Video

Video Young Nairobi Tech Innovator on 'Track' in Security Business

A 24-year-old technology innovator in Nairobi has invented a tracking device that monitors and secures cars. He has also come up with what he claims is the most robust audio-visual surveillance system yet. As Lenny Ruvaga reports from the Kenyan capital, his innovations are offering alternative security solutions.
Video

Video Latinas Converting to Islam for Identity, Structure

Latinos are one of the fastest growing groups in the Muslim religion. According to the Pew Research Center, about 6 percent of American Muslims are Latino. And a little more than half of new converts are female. VOA’s Carolyn Presutti travelled to Miami, Florida -- where two out of every three residents is Hispanic -- to learn more.
Video

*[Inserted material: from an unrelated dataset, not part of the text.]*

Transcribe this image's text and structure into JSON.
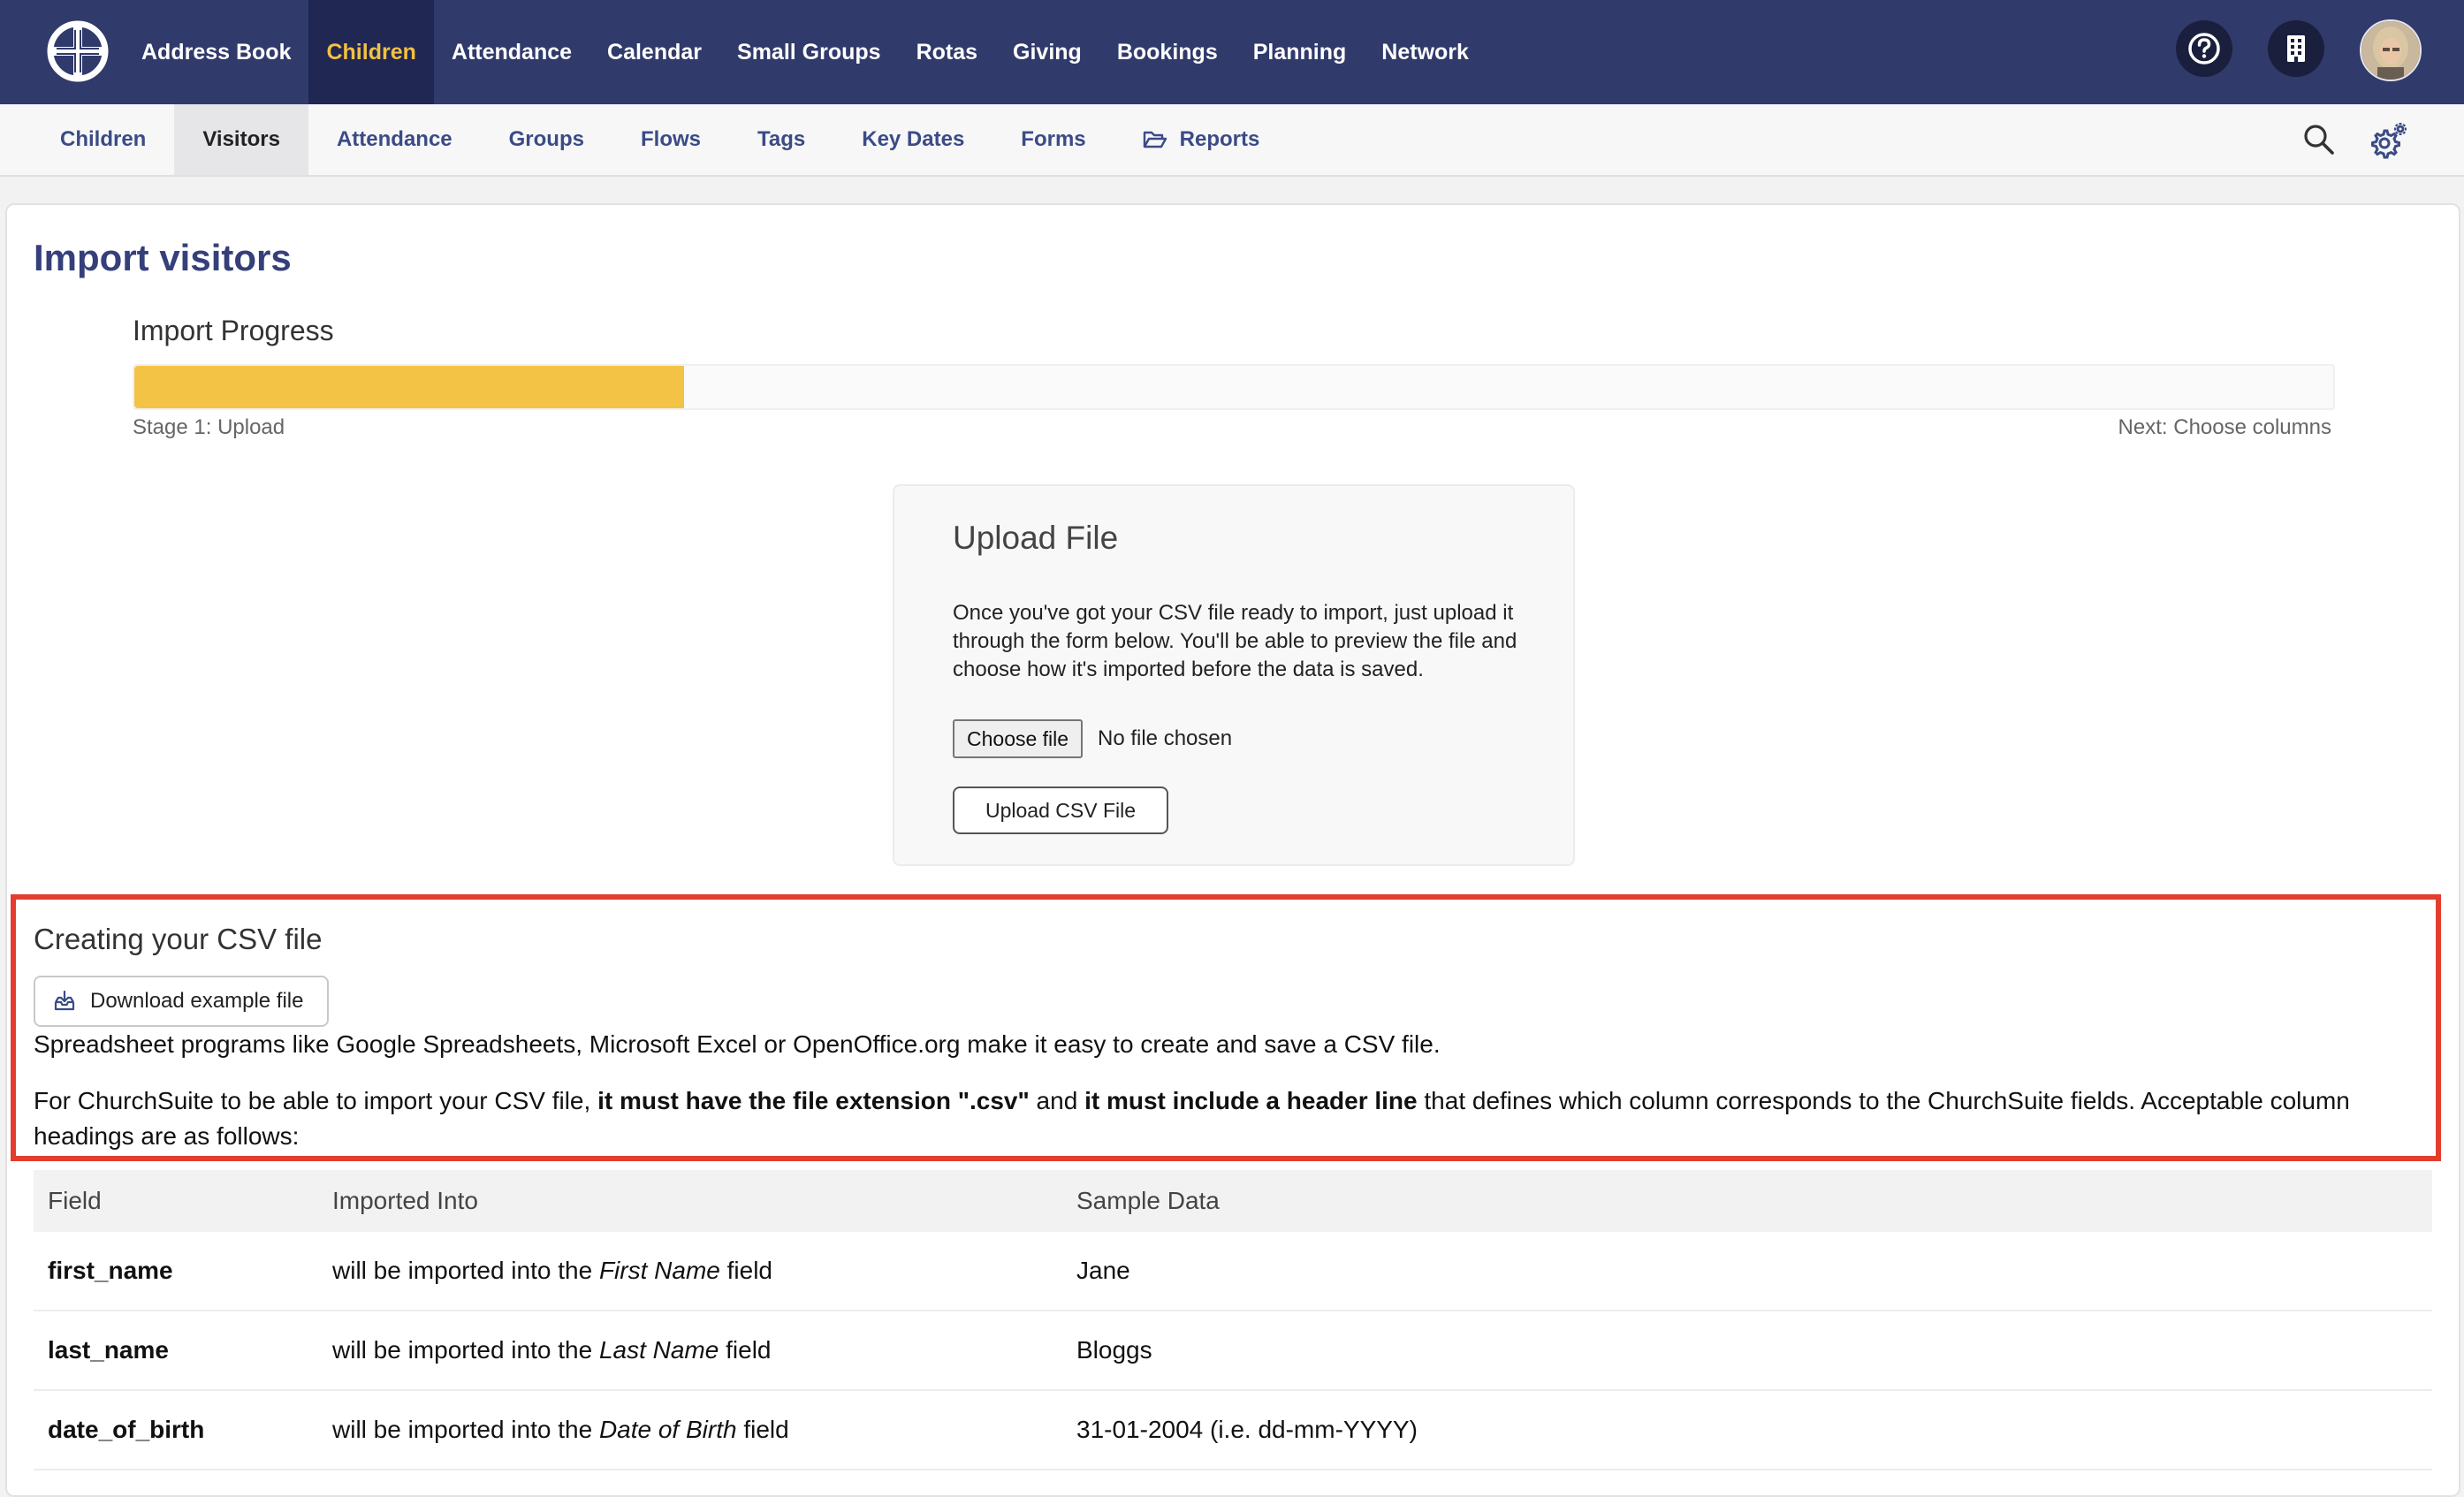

Video Exclusive: American Joins Kurds' Anti-IS Fight

The United States and other Western nations have expressed alarm about their citizens joining Islamic State forces in Syria and Iraq. In a rare counterpoint to the phenomenon, an American has taken up arms with the militants' Syrian Kurdish opponents. Elizabeth Arrott has more in this exclusive profile by VOA Kurdish reporter Zana Omer in Ras al Ayn, Syria.
Video

Video South Korea Confronts Violence Within Military Ranks

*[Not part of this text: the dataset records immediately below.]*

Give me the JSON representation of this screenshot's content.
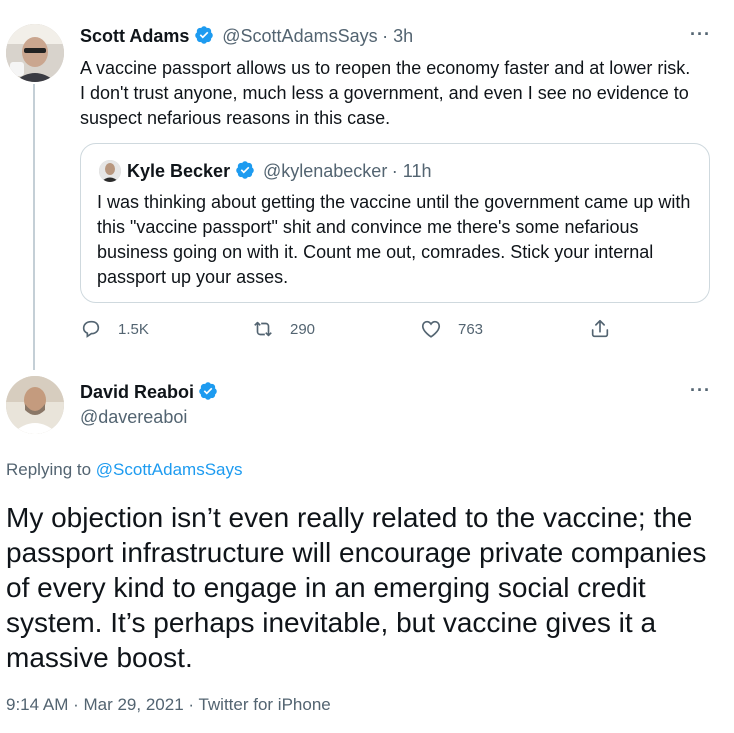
{
  "tweet1": {
    "name": "Scott Adams",
    "handle": "@ScottAdamsSays",
    "time": "3h",
    "more": "···",
    "text": "A vaccine passport allows us to  reopen the economy faster and at lower risk. I don't trust anyone, much less a government, and even I see no evidence to suspect nefarious reasons in this case.",
    "quote": {
      "name": "Kyle Becker",
      "handle": "@kylenabecker",
      "time": "11h",
      "text": "I was thinking about getting the vaccine until the government came up with this \"vaccine passport\" shit and convince me there's some nefarious business going on with it. Count me out, comrades. Stick your internal passport up your asses."
    },
    "actions": {
      "replies": "1.5K",
      "retweets": "290",
      "likes": "763"
    }
  },
  "tweet2": {
    "name": "David Reaboi",
    "handle": "@davereaboi",
    "more": "···",
    "replying_prefix": "Replying to ",
    "replying_to": "@ScottAdamsSays",
    "text": "My objection isn’t even really related to the vaccine; the passport infrastructure will encourage private companies of every  kind to engage in an emerging social credit system. It’s perhaps inevitable, but vaccine gives it a massive boost.",
    "timestamp": "9:14 AM · Mar 29, 2021 · Twitter for iPhone"
  },
  "colors": {
    "verified": "#1d9bf0",
    "secondary_text": "#536471",
    "border": "#cfd9de"
  }
}
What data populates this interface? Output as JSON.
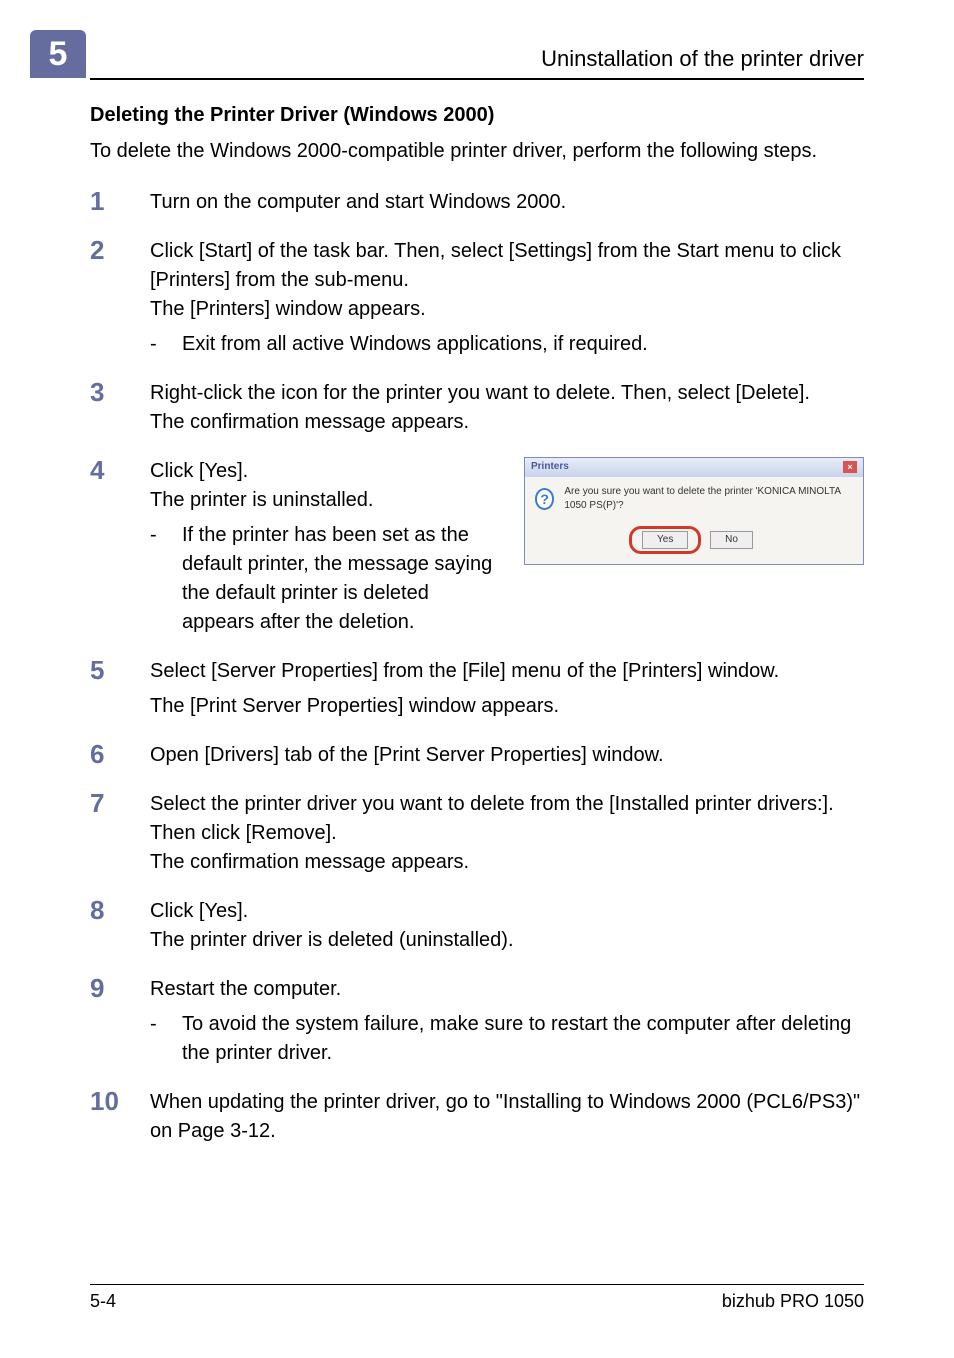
{
  "header": {
    "chapter_number": "5",
    "title": "Uninstallation of the printer driver"
  },
  "section_title": "Deleting the Printer Driver (Windows 2000)",
  "intro": "To delete the Windows 2000-compatible printer driver, perform the following steps.",
  "steps": {
    "s1": {
      "num": "1",
      "text": "Turn on the computer and start Windows 2000."
    },
    "s2": {
      "num": "2",
      "line1": "Click [Start] of the task bar. Then, select [Settings] from the Start menu to click [Printers] from the sub-menu.",
      "line2": "The [Printers] window appears.",
      "sub": "Exit from all active Windows applications, if required."
    },
    "s3": {
      "num": "3",
      "line1": "Right-click the icon for the printer you want to delete. Then, select [Delete].",
      "line2": "The confirmation message appears."
    },
    "s4": {
      "num": "4",
      "line1": "Click [Yes].",
      "line2": "The printer is uninstalled.",
      "sub": "If the printer has been set as the default printer, the message saying the default printer is deleted appears after the deletion."
    },
    "s5": {
      "num": "5",
      "line1": "Select [Server Properties] from the [File] menu of the [Printers] window.",
      "line2": "The [Print Server Properties] window appears."
    },
    "s6": {
      "num": "6",
      "text": "Open [Drivers] tab of the [Print Server Properties] window."
    },
    "s7": {
      "num": "7",
      "line1": "Select the printer driver you want to delete from the [Installed printer drivers:]. Then click [Remove].",
      "line2": "The confirmation message appears."
    },
    "s8": {
      "num": "8",
      "line1": "Click [Yes].",
      "line2": "The printer driver is deleted (uninstalled)."
    },
    "s9": {
      "num": "9",
      "line1": "Restart the computer.",
      "sub": "To avoid the system failure, make sure to restart the computer after deleting the printer driver."
    },
    "s10": {
      "num": "10",
      "text": "When updating the printer driver, go to \"Installing to Windows 2000 (PCL6/PS3)\" on Page 3-12."
    }
  },
  "dialog": {
    "title": "Printers",
    "message": "Are you sure you want to delete the printer 'KONICA MINOLTA 1050 PS(P)'?",
    "yes": "Yes",
    "no": "No",
    "close": "×",
    "qmark": "?"
  },
  "footer": {
    "page": "5-4",
    "product": "bizhub PRO 1050"
  },
  "dash": "-"
}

Every able-bodied South Korean male between 18 and 35 must serve for 21 to 36 months in the country’s armed forces, depending upon the specific branch. For many, service is a rite of passage to manhood. But there are growing concerns that bullying and violence come along with the tradition. Reporter Jason Strother has more from Seoul.
Video

Video North Carolina Emerges as Key Election Battleground

U.S. congressional midterm elections will be held on November 4th and most political analysts give Republicans an excellent chance to win a majority in the U.S. Senate, which Democrats now control. So what are the issues driving voters in this congressional election year? VOA National Correspondent Jim Malone traveled to North Carolina, one of the most politically competitive states in the country, to find out.
Video

Video Comanche People Maintain Pride in Their Heritage

The Comanche (Indian nation) once were called the “Lords of the Plains,” with an empire that included half the land area of current day Texas, large parts of Oklahoma, New Mexico, Kansas and Colorado.The fierceness and battle prowess of these warriors on horseback delayed the settlement of most of West Texas for four decades. VOA’s Greg Flakus reports from Lawton, Oklahoma, that while their warrior days are over, the 15,000 members of the Comanche Nation remain a proud people.
Video

Video Turkey Campus Attacks Raise Islamic Radicalization Fears

Concerns are growing in Turkey of Islamic radicalization at some universities, after clashes between supporters of the jihadist group Islamic State (IS) or ISIS, and those opposed to the extremists. Pro-jihadist literature is on sale openly on the streets of Istanbul. Critics accuse the government of turning a blind eye to radicalism at home, while Kurds accuse the president of supporting IS - a charge strongly denied. Henry Ridgwell reports from London.

All About America

AppleAndroid